 Probably inadequate (rarely finishes a meal/receives less than
optimum amount of liquid diet/tube feeding) = 2
 Adequate (eats more than half of most meals/receiving tube
feeding or TPN) = 3
 Excellent (eats most of every meal/no supplementation required) =
(vi) Friction & Shear
 Problem (requires maximum assistance to move) = 1
 Potential problem (requires minimal assistance to move) = 2
 No apparent problem (moves in bed/chair independently) = 3

* Sum all scores from (i) – (vi). Score of > 19 – patient is low risk/score of < 18 – patient is
high risk. *

Source: Braden B. & Bergstrom N (1988) Braden Scale for Predicting Pressure Sore Risk.
Retrieved from www.healthcare.uiowa.edu/igec/tools/pressureulcers/bradenscale.pdf on
22nd March 2016.

Appendix 4: Glossary of Terms

1. Alternating Pressure Air Device

Alternating pressure air devices reduce pressure for short periods of time by
continuous inflation and deflation of air-filled cells.

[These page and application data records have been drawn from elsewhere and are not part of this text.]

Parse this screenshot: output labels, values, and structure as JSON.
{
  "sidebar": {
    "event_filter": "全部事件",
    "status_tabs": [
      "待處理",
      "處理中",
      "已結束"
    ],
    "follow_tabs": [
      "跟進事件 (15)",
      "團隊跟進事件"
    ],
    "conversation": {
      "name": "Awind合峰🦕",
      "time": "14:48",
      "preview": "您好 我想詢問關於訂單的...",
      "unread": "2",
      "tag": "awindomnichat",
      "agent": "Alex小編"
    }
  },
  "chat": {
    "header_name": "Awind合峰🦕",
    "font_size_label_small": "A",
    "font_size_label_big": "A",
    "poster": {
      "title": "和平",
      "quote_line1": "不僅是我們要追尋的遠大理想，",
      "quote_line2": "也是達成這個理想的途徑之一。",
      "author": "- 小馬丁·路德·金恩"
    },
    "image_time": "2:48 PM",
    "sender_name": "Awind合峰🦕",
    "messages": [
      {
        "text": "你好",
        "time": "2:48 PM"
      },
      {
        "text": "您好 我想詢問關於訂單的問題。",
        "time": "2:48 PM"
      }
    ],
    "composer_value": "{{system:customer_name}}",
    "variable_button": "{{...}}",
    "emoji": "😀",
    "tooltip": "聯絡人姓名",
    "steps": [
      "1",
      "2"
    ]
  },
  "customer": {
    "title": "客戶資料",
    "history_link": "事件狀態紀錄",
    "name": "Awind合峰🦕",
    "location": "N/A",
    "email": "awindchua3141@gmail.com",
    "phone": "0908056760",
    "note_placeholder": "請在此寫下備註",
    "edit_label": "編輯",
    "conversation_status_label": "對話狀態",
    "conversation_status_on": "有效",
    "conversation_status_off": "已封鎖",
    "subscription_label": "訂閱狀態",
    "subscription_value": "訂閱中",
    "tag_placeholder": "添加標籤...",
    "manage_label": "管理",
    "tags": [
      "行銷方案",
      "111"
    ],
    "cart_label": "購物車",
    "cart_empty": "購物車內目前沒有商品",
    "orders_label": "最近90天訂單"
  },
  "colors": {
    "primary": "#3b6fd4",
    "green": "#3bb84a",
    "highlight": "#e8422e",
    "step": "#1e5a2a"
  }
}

These devices are available as
mattresses (APAM’s) or overlays (APAO’s) to be placed over a regular hospital

Source: Manzano F., Pérez A., Colmenero M., Aguilar M., Sánchez-Cantalejo E., Reche A.,
Talavera J., López F., Frías-Del Barco S. & Fernández-Mondejar E. (2013) Comparison of
alternating pressure mattresses and overlays for prevention of pressure ulcers in
ventilated intensive care patients: a quasi-experimental study. Journal of Advanced
Nursing 69(9), 2099-2106.

2. Grades of Pressure Ulcers

(i) Category/Stage One – Non-blanchable erythema:
 Skin is still intact
 Non-blanchable redness in an area
 Often occurs over a bony prominence
 Patient may feel pain
 May be warmer or cooler when compared with adjacent tissue
(ii) Category/Stage Two – Partial thickness:
 Loss of dermis layer of skin
 Shallow open ulcer – red or pink in colour – no slough
(iii) Category/Stage Three – Full thickness skin loss:
 Full thickness tissue loss
 Subcutaneous tissue may be visible
 Bone/tendons/muscle are not visible
 May be presence of slough
 Depth varies depending on location
(iv) Category/Stage Four – Full thickness tissue loss:
 Full thickness tissue loss
 Bone/tendons/muscle exposed
 Slough may be present
 Often includes undermining and tunneling
 Depth varies depending on location
 Osteomyelitis/osteitis likely to occur

Source: National Pressure Ulcer Advisory Panel (2007) NPUAP Pressure Ulcer
Stages/Categories. Retrieved from www.npuap.org on 22nd March 2016